From The The Lacey-Barnegat Times

Photographer Captures Slice Of Pine Barrens Beauty

By Sarah Webster

OCEAN COUNTY – For some in Jackson, the Pine Barrens might seem old hat. Just “the woods.” But in the eyes of photographer Ann-Marie Woods, the Pine Barrens surrounding suburban life in Ocean County is a place of beauty.

Woods, 52, of Pinelands village Warren Grove, is a painter/photographer who has spent the past 13 years chasing the effects of light on the natural form in the Pinelands. She is a Pinelands Preservation advocate and has volunteered to work with many organizations that aim to preserve the New Jersey Pine Barrens.

Some of Woods’ achievements include being chosen to be one of the art exhibitors in the first art exhibition offered as part of the 21st Annual Pinelands Short Course, sponsored by the New Jersey Pinelands Commission and Burlington County College’s Pinelands Institute for Natural and Environmental Studies.

The event, an all day series of seminars and field trips, has become one of the signature annual events in the Pinelands which provides professional credits to all participating New Jersey teachers.

Woods has also been a volunteer and member of the Pinelands Preservation Alliance since 1999. The Pinelands Preservation Alliance is the only private non-profit organization dedicated to preserving the resources of the New Jersey Pinelands, according to its Web site.

“In addition to the depth and breadth of her photography work in and around the NJ Pinelands, Ann-Marie Woods has been an enthusiastic and vital volunteer with the Pinelands Preservation Alliance for many years,” said Mike Hunninghake, director of education and communications at Pinelands Preservation Alliance. “Ann-Marie’s passion about the Pinelands is evident in many ways, from her rich and detailed photos of landscapes, insects and wildlife that are native to the Pines, to her vocal and passionate advocacy for the protection of the Pines, to her stewardship of the property in the Pinelands where she and her family have lived for many years.”

The Pine Barrens make up 1.1 million acres in the southern/central part of the state and encompasses seven of the state’s 21 counties, and more than 50 municipalities, including Jackson. It is the largest body of open space on the Mid-Atlantic seaboard between Richmond and Boston and is underlain by aquifers containing 17 trillion gallons of some of the purest water in the land, according to the New Jersey Pinelands Commission Web site.

Showcasing Her Art

Woods often exhibits her photographs at the Bishop Farmstead, Aquifer, Burlington County College, Brookdale College and Smithville. She has taken part in local festivals, such as the Lacey Crab Fest; the Viking Village Art Show at Barnegat Light; Kriskindlmarkt at Tuckerton Seaport; and the Pine Barrens Jamboree held at Albert Music Hall, at Wells Mills County Park, in conjunction with the Ocean County Parks System.

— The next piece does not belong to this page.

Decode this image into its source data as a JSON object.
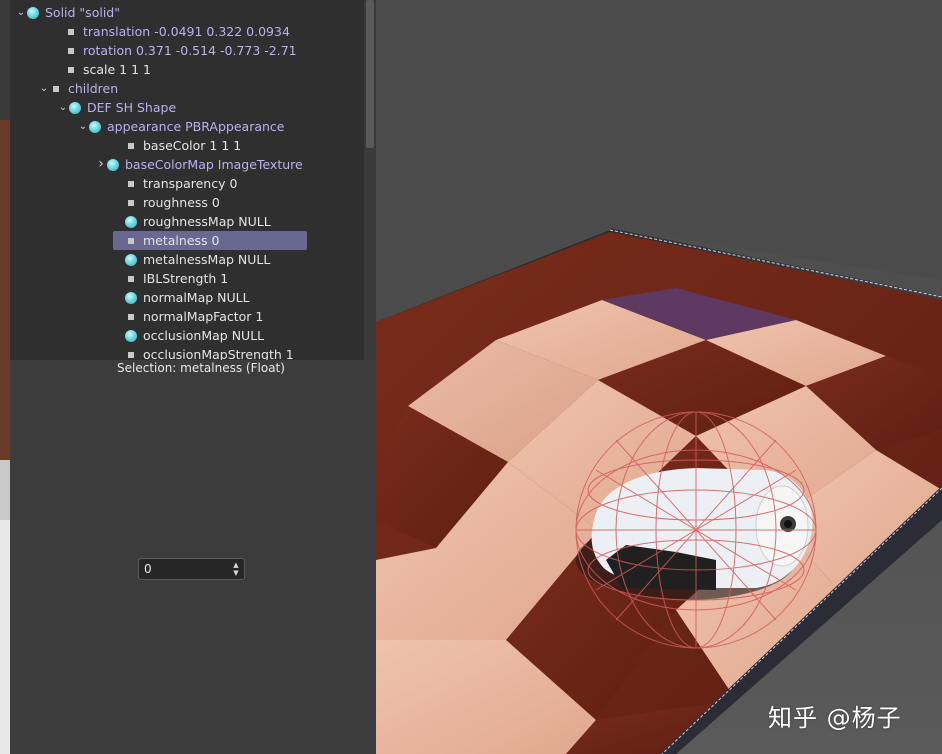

Woods grew up on Long Beach Island. As a Girl Scout, she would go camping, and later in her teens, her family rented a cabin every year on Lake Absegami at Bass River State Forest. She was in the 1962 storm and the Island was pretty much denuded of trees then. Over the bridge, in the cedar streams, were another world for her with the filtered sunlight, the beautiful lush greens and the flowers, she said. “The ocean and Barnegat Bay were my life, but the woods were beautiful and a treat.”

Woods is married to Stephen, 53, and has two sons, Greg, 27, and Evan, 23. The family started out in Manahawkin until 1986. The family then relocated to Warren Grove in 1996.

“The incredible sunsets brought my camera out first,” Woods said. “The sunsets were so vivid, caused by the powerful weather of the ocean and bay currents colliding with the land currents over the Pygmy Pine Plains.”

The Beauty of the Pines

After graduating from Southern Regional High School in 1976, Woods attended Pratt Institute and then Stockton State College for studies in Fine Arts.

Woods later called up the Pinelands Preservation Alliance when she read that they had opened up their Pinelands event to the public for the first time. “It was raining that October day at Whitesbog Village, the event was largely cancelled, but they let me come,” she said. “A man named Howard Boyd was nice enough to sit with me and look at my photos. I didn’t know that he was the noted naturalist, entomologist and author of the Pinelands.

“There are great places in the public trust to go and experience the Pinelands, like Webbs Mill, Wells Mills and Double Trouble State Park,” Woods said, adding non-profit groups, colleges, townships, counties and park systems offer free or nominal fee courses. There are numerous volunteer opportunities, she added.

“It’s a place that is globally rare and significant. It possesses a singular and signature beauty that is elusive,” Woods said. “I seek to capture the ever-changing qualities of light on the natural form. I have made the Pinelands my source of inspiration of my photography.”

For more information on Ann-Marie, visit